◆ AIM OF THE TASK
Because the entries hold pictures, reproduce only their words, exactly as written.

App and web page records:
____________

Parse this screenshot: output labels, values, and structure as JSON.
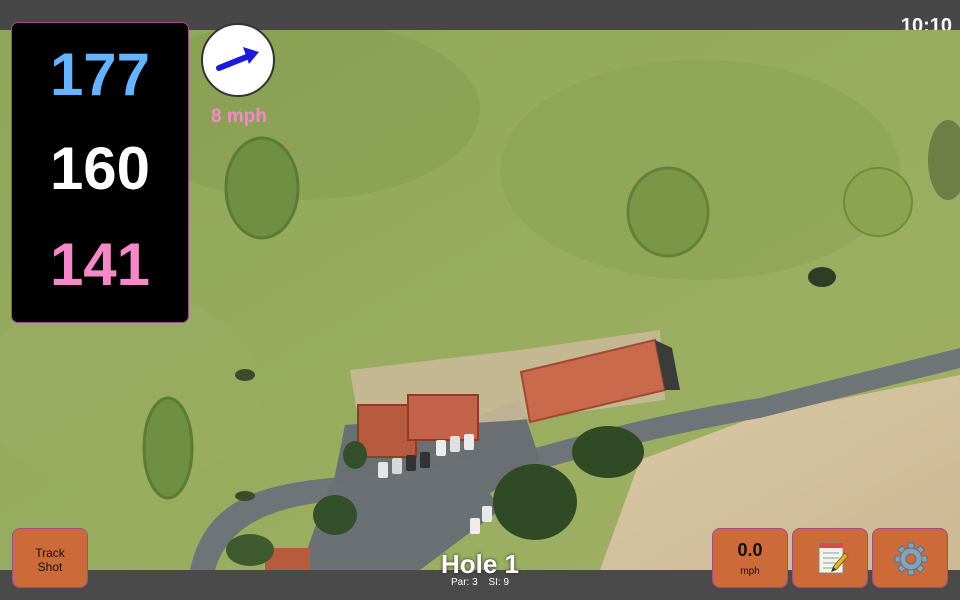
{
  "status_bar": {
    "time": "10:10"
  },
  "distances": {
    "back": "177",
    "middle": "160",
    "front": "141"
  },
  "wind": {
    "speed": "8 mph",
    "direction_icon": "wind-arrow-icon"
  },
  "buttons": {
    "track_shot": {
      "line1": "Track",
      "line2": "Shot"
    },
    "speed": {
      "value": "0.0",
      "unit": "mph"
    },
    "notes_icon": "notepad-icon",
    "settings_icon": "gear-icon"
  },
  "hole": {
    "title": "Hole 1",
    "par": "Par: 3",
    "si": "SI: 9"
  },
  "colors": {
    "back_distance": "#66b3ff",
    "middle_distance": "#ffffff",
    "front_distance": "#f589c8",
    "button_bg": "#cd6a3a",
    "wind_arrow": "#1a1ad8"
  }
}
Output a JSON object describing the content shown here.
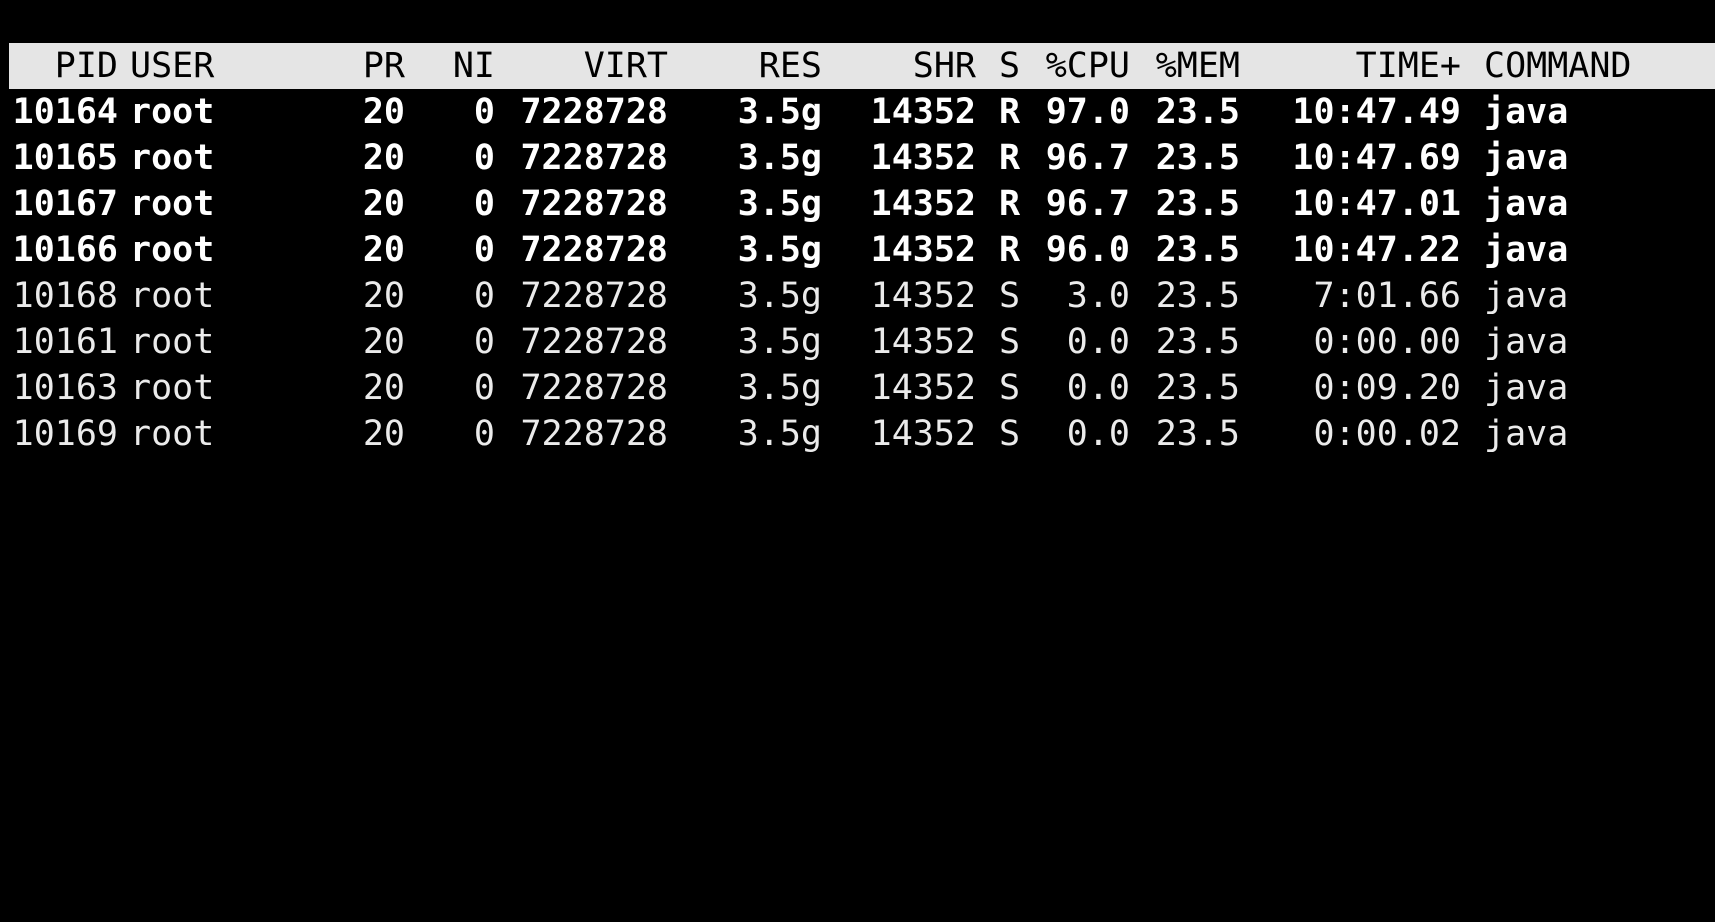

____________

◆ ANSWER FOR THIS EXERCISE
Parse this screenshot: output labels, values, and structure as JSON.
{
  "status_bar": {
    "time": "10:10"
  },
  "distances": {
    "back": "177",
    "middle": "160",
    "front": "141"
  },
  "wind": {
    "speed": "8 mph",
    "direction_icon": "wind-arrow-icon"
  },
  "buttons": {
    "track_shot": {
      "line1": "Track",
      "line2": "Shot"
    },
    "speed": {
      "value": "0.0",
      "unit": "mph"
    },
    "notes_icon": "notepad-icon",
    "settings_icon": "gear-icon"
  },
  "hole": {
    "title": "Hole 1",
    "par": "Par: 3",
    "si": "SI: 9"
  },
  "colors": {
    "back_distance": "#66b3ff",
    "middle_distance": "#ffffff",
    "front_distance": "#f589c8",
    "button_bg": "#cd6a3a",
    "wind_arrow": "#1a1ad8"
  }
}
Output a JSON object describing the content shown here.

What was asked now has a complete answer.